/---

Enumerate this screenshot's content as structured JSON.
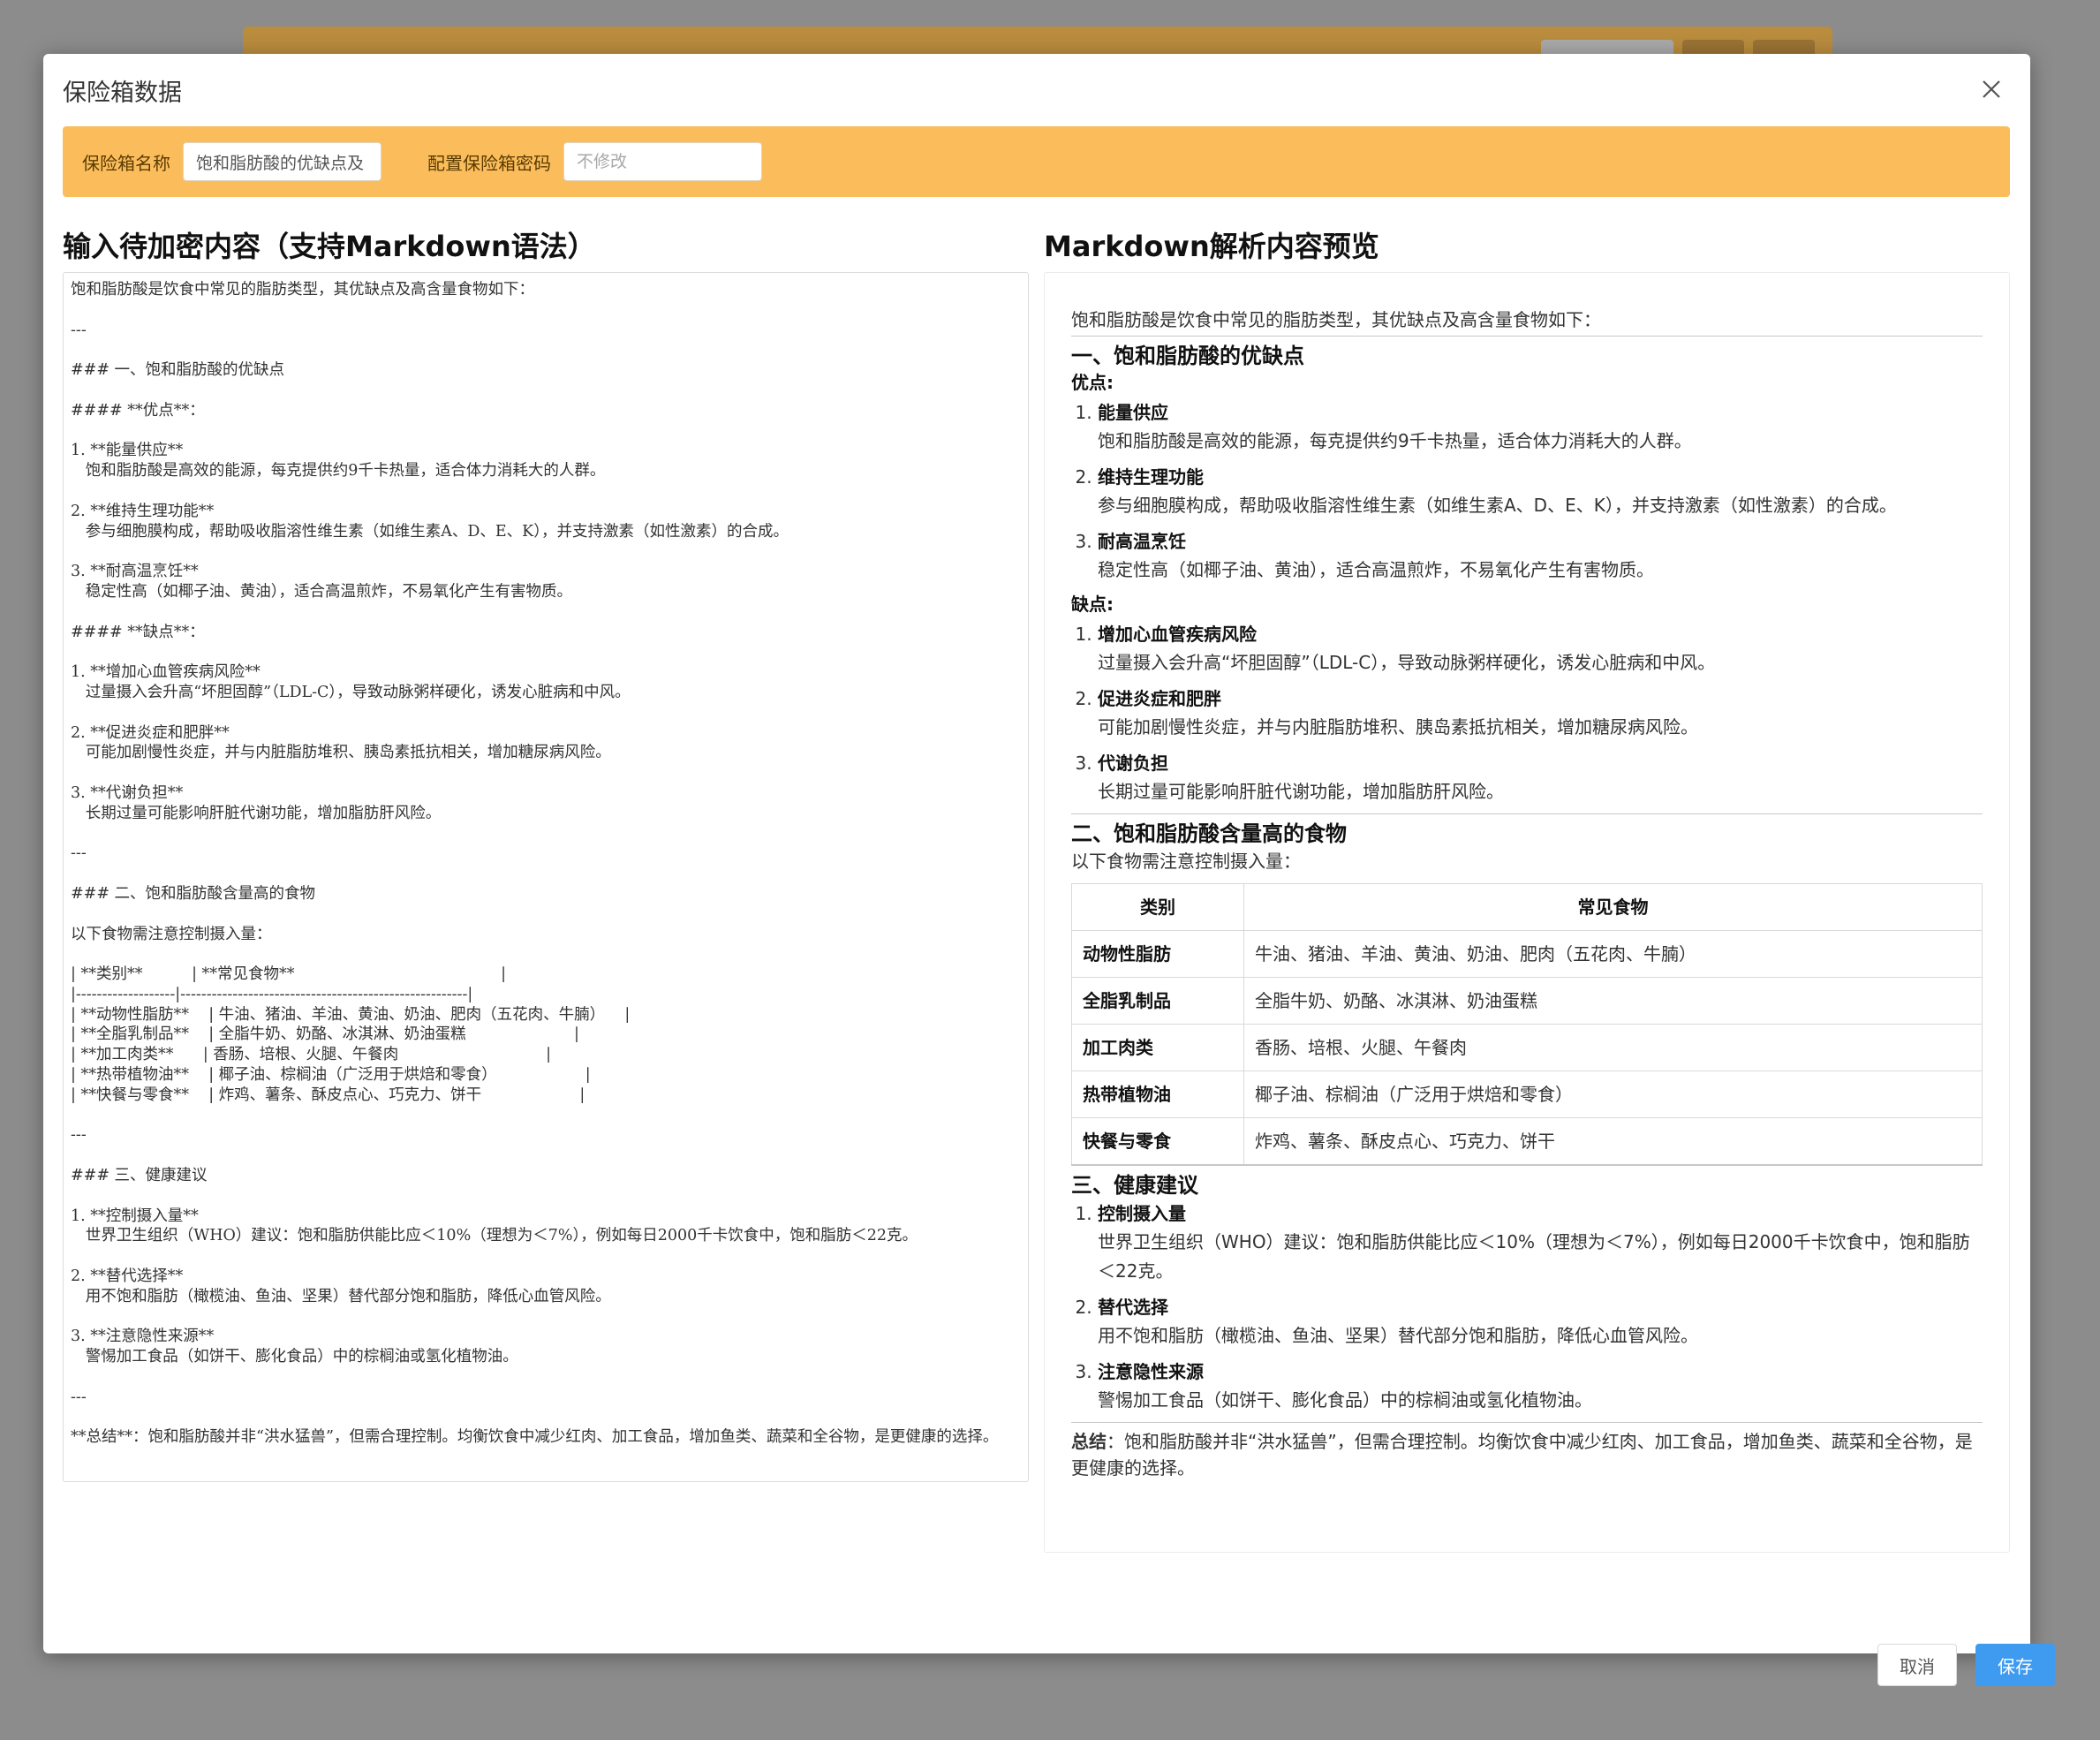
{
  "modal": {
    "title": "保险箱数据",
    "close_icon": "close-icon"
  },
  "config": {
    "name_label": "保险箱名称",
    "name_value": "饱和脂肪酸的优缺点及",
    "password_label": "配置保险箱密码",
    "password_placeholder": "不修改"
  },
  "editor": {
    "title": "输入待加密内容（支持Markdown语法）",
    "content": "饱和脂肪酸是饮食中常见的脂肪类型，其优缺点及高含量食物如下：\n\n---\n\n### 一、饱和脂肪酸的优缺点\n\n#### **优点**：\n\n1. **能量供应**\n   饱和脂肪酸是高效的能源，每克提供约9千卡热量，适合体力消耗大的人群。\n\n2. **维持生理功能**\n   参与细胞膜构成，帮助吸收脂溶性维生素（如维生素A、D、E、K），并支持激素（如性激素）的合成。\n\n3. **耐高温烹饪**\n   稳定性高（如椰子油、黄油），适合高温煎炸，不易氧化产生有害物质。\n\n#### **缺点**：\n\n1. **增加心血管疾病风险**\n   过量摄入会升高“坏胆固醇”（LDL-C），导致动脉粥样硬化，诱发心脏病和中风。\n\n2. **促进炎症和肥胖**\n   可能加剧慢性炎症，并与内脏脂肪堆积、胰岛素抵抗相关，增加糖尿病风险。\n\n3. **代谢负担**\n   长期过量可能影响肝脏代谢功能，增加脂肪肝风险。\n\n---\n\n### 二、饱和脂肪酸含量高的食物\n\n以下食物需注意控制摄入量：\n\n| **类别**          | **常见食物**                                          |\n|-------------------|-------------------------------------------------------|\n| **动物性脂肪**    | 牛油、猪油、羊油、黄油、奶油、肥肉（五花肉、牛腩）    |\n| **全脂乳制品**    | 全脂牛奶、奶酪、冰淇淋、奶油蛋糕                      |\n| **加工肉类**      | 香肠、培根、火腿、午餐肉                              |\n| **热带植物油**    | 椰子油、棕榈油（广泛用于烘焙和零食）                  |\n| **快餐与零食**    | 炸鸡、薯条、酥皮点心、巧克力、饼干                    |\n\n---\n\n### 三、健康建议\n\n1. **控制摄入量**\n   世界卫生组织（WHO）建议：饱和脂肪供能比应＜10%（理想为＜7%），例如每日2000千卡饮食中，饱和脂肪＜22克。\n\n2. **替代选择**\n   用不饱和脂肪（橄榄油、鱼油、坚果）替代部分饱和脂肪，降低心血管风险。\n\n3. **注意隐性来源**\n   警惕加工食品（如饼干、膨化食品）中的棕榈油或氢化植物油。\n\n---\n\n**总结**：饱和脂肪酸并非“洪水猛兽”，但需合理控制。均衡饮食中减少红肉、加工食品，增加鱼类、蔬菜和全谷物，是更健康的选择。"
  },
  "preview": {
    "title": "Markdown解析内容预览",
    "intro": "饱和脂肪酸是饮食中常见的脂肪类型，其优缺点及高含量食物如下：",
    "section1_title": "一、饱和脂肪酸的优缺点",
    "pros_label": "优点:",
    "pros": [
      {
        "title": "能量供应",
        "desc": "饱和脂肪酸是高效的能源，每克提供约9千卡热量，适合体力消耗大的人群。"
      },
      {
        "title": "维持生理功能",
        "desc": "参与细胞膜构成，帮助吸收脂溶性维生素（如维生素A、D、E、K），并支持激素（如性激素）的合成。"
      },
      {
        "title": "耐高温烹饪",
        "desc": "稳定性高（如椰子油、黄油），适合高温煎炸，不易氧化产生有害物质。"
      }
    ],
    "cons_label": "缺点:",
    "cons": [
      {
        "title": "增加心血管疾病风险",
        "desc": "过量摄入会升高“坏胆固醇”（LDL-C），导致动脉粥样硬化，诱发心脏病和中风。"
      },
      {
        "title": "促进炎症和肥胖",
        "desc": "可能加剧慢性炎症，并与内脏脂肪堆积、胰岛素抵抗相关，增加糖尿病风险。"
      },
      {
        "title": "代谢负担",
        "desc": "长期过量可能影响肝脏代谢功能，增加脂肪肝风险。"
      }
    ],
    "section2_title": "二、饱和脂肪酸含量高的食物",
    "section2_intro": "以下食物需注意控制摄入量：",
    "table": {
      "headers": [
        "类别",
        "常见食物"
      ],
      "rows": [
        [
          "动物性脂肪",
          "牛油、猪油、羊油、黄油、奶油、肥肉（五花肉、牛腩）"
        ],
        [
          "全脂乳制品",
          "全脂牛奶、奶酪、冰淇淋、奶油蛋糕"
        ],
        [
          "加工肉类",
          "香肠、培根、火腿、午餐肉"
        ],
        [
          "热带植物油",
          "椰子油、棕榈油（广泛用于烘焙和零食）"
        ],
        [
          "快餐与零食",
          "炸鸡、薯条、酥皮点心、巧克力、饼干"
        ]
      ]
    },
    "section3_title": "三、健康建议",
    "advice": [
      {
        "title": "控制摄入量",
        "desc": "世界卫生组织（WHO）建议：饱和脂肪供能比应＜10%（理想为＜7%），例如每日2000千卡饮食中，饱和脂肪＜22克。"
      },
      {
        "title": "替代选择",
        "desc": "用不饱和脂肪（橄榄油、鱼油、坚果）替代部分饱和脂肪，降低心血管风险。"
      },
      {
        "title": "注意隐性来源",
        "desc": "警惕加工食品（如饼干、膨化食品）中的棕榈油或氢化植物油。"
      }
    ],
    "summary_label": "总结",
    "summary_text": "：饱和脂肪酸并非“洪水猛兽”，但需合理控制。均衡饮食中减少红肉、加工食品，增加鱼类、蔬菜和全谷物，是更健康的选择。"
  },
  "footer": {
    "cancel_label": "取消",
    "save_label": "保存"
  },
  "colors": {
    "config_bar": "#fbbd5c",
    "save_button": "#3e9bf0",
    "overlay": "#8c8c8c"
  }
}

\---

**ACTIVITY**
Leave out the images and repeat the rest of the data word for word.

**YOUR RESPONSE**
Enumerate this screenshot's content as structured JSON.
{
  "modal": {
    "title": "保险箱数据",
    "close_icon": "close-icon"
  },
  "config": {
    "name_label": "保险箱名称",
    "name_value": "饱和脂肪酸的优缺点及",
    "password_label": "配置保险箱密码",
    "password_placeholder": "不修改"
  },
  "editor": {
    "title": "输入待加密内容（支持Markdown语法）",
    "content": "饱和脂肪酸是饮食中常见的脂肪类型，其优缺点及高含量食物如下：\n\n---\n\n### 一、饱和脂肪酸的优缺点\n\n#### **优点**：\n\n1. **能量供应**\n   饱和脂肪酸是高效的能源，每克提供约9千卡热量，适合体力消耗大的人群。\n\n2. **维持生理功能**\n   参与细胞膜构成，帮助吸收脂溶性维生素（如维生素A、D、E、K），并支持激素（如性激素）的合成。\n\n3. **耐高温烹饪**\n   稳定性高（如椰子油、黄油），适合高温煎炸，不易氧化产生有害物质。\n\n#### **缺点**：\n\n1. **增加心血管疾病风险**\n   过量摄入会升高“坏胆固醇”（LDL-C），导致动脉粥样硬化，诱发心脏病和中风。\n\n2. **促进炎症和肥胖**\n   可能加剧慢性炎症，并与内脏脂肪堆积、胰岛素抵抗相关，增加糖尿病风险。\n\n3. **代谢负担**\n   长期过量可能影响肝脏代谢功能，增加脂肪肝风险。\n\n---\n\n### 二、饱和脂肪酸含量高的食物\n\n以下食物需注意控制摄入量：\n\n| **类别**          | **常见食物**                                          |\n|-------------------|-------------------------------------------------------|\n| **动物性脂肪**    | 牛油、猪油、羊油、黄油、奶油、肥肉（五花肉、牛腩）    |\n| **全脂乳制品**    | 全脂牛奶、奶酪、冰淇淋、奶油蛋糕                      |\n| **加工肉类**      | 香肠、培根、火腿、午餐肉                              |\n| **热带植物油**    | 椰子油、棕榈油（广泛用于烘焙和零食）                  |\n| **快餐与零食**    | 炸鸡、薯条、酥皮点心、巧克力、饼干                    |\n\n---\n\n### 三、健康建议\n\n1. **控制摄入量**\n   世界卫生组织（WHO）建议：饱和脂肪供能比应＜10%（理想为＜7%），例如每日2000千卡饮食中，饱和脂肪＜22克。\n\n2. **替代选择**\n   用不饱和脂肪（橄榄油、鱼油、坚果）替代部分饱和脂肪，降低心血管风险。\n\n3. **注意隐性来源**\n   警惕加工食品（如饼干、膨化食品）中的棕榈油或氢化植物油。\n\n---\n\n**总结**：饱和脂肪酸并非“洪水猛兽”，但需合理控制。均衡饮食中减少红肉、加工食品，增加鱼类、蔬菜和全谷物，是更健康的选择。"
  },
  "preview": {
    "title": "Markdown解析内容预览",
    "intro": "饱和脂肪酸是饮食中常见的脂肪类型，其优缺点及高含量食物如下：",
    "section1_title": "一、饱和脂肪酸的优缺点",
    "pros_label": "优点:",
    "pros": [
      {
        "title": "能量供应",
        "desc": "饱和脂肪酸是高效的能源，每克提供约9千卡热量，适合体力消耗大的人群。"
      },
      {
        "title": "维持生理功能",
        "desc": "参与细胞膜构成，帮助吸收脂溶性维生素（如维生素A、D、E、K），并支持激素（如性激素）的合成。"
      },
      {
        "title": "耐高温烹饪",
        "desc": "稳定性高（如椰子油、黄油），适合高温煎炸，不易氧化产生有害物质。"
      }
    ],
    "cons_label": "缺点:",
    "cons": [
      {
        "title": "增加心血管疾病风险",
        "desc": "过量摄入会升高“坏胆固醇”（LDL-C），导致动脉粥样硬化，诱发心脏病和中风。"
      },
      {
        "title": "促进炎症和肥胖",
        "desc": "可能加剧慢性炎症，并与内脏脂肪堆积、胰岛素抵抗相关，增加糖尿病风险。"
      },
      {
        "title": "代谢负担",
        "desc": "长期过量可能影响肝脏代谢功能，增加脂肪肝风险。"
      }
    ],
    "section2_title": "二、饱和脂肪酸含量高的食物",
    "section2_intro": "以下食物需注意控制摄入量：",
    "table": {
      "headers": [
        "类别",
        "常见食物"
      ],
      "rows": [
        [
          "动物性脂肪",
          "牛油、猪油、羊油、黄油、奶油、肥肉（五花肉、牛腩）"
        ],
        [
          "全脂乳制品",
          "全脂牛奶、奶酪、冰淇淋、奶油蛋糕"
        ],
        [
          "加工肉类",
          "香肠、培根、火腿、午餐肉"
        ],
        [
          "热带植物油",
          "椰子油、棕榈油（广泛用于烘焙和零食）"
        ],
        [
          "快餐与零食",
          "炸鸡、薯条、酥皮点心、巧克力、饼干"
        ]
      ]
    },
    "section3_title": "三、健康建议",
    "advice": [
      {
        "title": "控制摄入量",
        "desc": "世界卫生组织（WHO）建议：饱和脂肪供能比应＜10%（理想为＜7%），例如每日2000千卡饮食中，饱和脂肪＜22克。"
      },
      {
        "title": "替代选择",
        "desc": "用不饱和脂肪（橄榄油、鱼油、坚果）替代部分饱和脂肪，降低心血管风险。"
      },
      {
        "title": "注意隐性来源",
        "desc": "警惕加工食品（如饼干、膨化食品）中的棕榈油或氢化植物油。"
      }
    ],
    "summary_label": "总结",
    "summary_text": "：饱和脂肪酸并非“洪水猛兽”，但需合理控制。均衡饮食中减少红肉、加工食品，增加鱼类、蔬菜和全谷物，是更健康的选择。"
  },
  "footer": {
    "cancel_label": "取消",
    "save_label": "保存"
  },
  "colors": {
    "config_bar": "#fbbd5c",
    "save_button": "#3e9bf0",
    "overlay": "#8c8c8c"
  }
}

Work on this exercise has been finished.